### Data for the task
* * * *

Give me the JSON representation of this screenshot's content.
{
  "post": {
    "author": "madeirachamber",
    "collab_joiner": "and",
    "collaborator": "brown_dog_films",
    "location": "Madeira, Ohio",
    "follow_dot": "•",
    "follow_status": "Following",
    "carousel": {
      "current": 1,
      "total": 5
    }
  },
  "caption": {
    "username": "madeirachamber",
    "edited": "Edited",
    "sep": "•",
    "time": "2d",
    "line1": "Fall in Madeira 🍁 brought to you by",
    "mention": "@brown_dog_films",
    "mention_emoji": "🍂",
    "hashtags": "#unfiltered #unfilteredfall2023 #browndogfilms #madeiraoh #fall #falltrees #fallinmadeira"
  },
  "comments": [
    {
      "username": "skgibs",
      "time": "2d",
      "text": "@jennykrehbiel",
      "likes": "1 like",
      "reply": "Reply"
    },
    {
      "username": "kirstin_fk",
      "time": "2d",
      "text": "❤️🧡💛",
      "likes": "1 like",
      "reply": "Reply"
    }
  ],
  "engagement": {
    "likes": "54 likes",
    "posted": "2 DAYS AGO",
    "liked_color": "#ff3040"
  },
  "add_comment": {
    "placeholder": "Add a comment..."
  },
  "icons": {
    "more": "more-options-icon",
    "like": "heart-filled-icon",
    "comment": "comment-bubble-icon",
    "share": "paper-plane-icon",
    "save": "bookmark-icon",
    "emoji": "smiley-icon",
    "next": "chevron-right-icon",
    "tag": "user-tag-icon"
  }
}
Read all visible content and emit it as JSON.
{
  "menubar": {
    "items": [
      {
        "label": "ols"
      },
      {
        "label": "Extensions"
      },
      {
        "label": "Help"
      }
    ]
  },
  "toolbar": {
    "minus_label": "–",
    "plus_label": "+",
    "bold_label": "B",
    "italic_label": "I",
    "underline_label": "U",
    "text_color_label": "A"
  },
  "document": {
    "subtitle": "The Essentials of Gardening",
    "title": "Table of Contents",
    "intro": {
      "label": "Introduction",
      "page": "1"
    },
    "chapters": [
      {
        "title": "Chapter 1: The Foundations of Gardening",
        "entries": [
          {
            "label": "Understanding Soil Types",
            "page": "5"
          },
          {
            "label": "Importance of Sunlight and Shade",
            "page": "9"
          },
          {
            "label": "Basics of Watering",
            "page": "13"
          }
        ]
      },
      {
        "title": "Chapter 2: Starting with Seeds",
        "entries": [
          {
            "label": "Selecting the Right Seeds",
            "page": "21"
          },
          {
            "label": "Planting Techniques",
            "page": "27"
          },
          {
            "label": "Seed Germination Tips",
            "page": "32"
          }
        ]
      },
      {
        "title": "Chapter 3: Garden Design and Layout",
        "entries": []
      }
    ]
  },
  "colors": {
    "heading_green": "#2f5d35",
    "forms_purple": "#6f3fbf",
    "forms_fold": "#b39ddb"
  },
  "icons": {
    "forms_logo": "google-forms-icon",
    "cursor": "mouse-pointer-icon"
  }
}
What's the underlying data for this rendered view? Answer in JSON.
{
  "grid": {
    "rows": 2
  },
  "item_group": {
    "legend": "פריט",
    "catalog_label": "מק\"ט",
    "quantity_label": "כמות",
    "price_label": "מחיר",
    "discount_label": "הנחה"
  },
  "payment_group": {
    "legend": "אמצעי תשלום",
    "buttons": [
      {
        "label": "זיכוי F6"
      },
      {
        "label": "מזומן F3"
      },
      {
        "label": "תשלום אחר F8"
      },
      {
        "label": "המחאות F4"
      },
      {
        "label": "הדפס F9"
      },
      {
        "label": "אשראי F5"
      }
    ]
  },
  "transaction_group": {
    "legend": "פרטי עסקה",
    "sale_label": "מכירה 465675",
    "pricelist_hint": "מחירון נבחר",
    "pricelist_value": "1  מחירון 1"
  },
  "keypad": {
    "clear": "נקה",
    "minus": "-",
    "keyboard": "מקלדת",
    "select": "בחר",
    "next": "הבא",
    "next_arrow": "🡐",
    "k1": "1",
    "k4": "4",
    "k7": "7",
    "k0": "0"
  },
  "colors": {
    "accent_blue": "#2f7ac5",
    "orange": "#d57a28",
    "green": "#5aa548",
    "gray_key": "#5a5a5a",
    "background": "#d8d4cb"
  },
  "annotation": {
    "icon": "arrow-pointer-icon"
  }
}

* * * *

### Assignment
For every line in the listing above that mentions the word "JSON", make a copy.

### Answer to this problem
Give me the JSON representation of this screenshot's content.
Read all visible content and emit it as JSON.
What's the underlying data for this rendered view? Answer in JSON.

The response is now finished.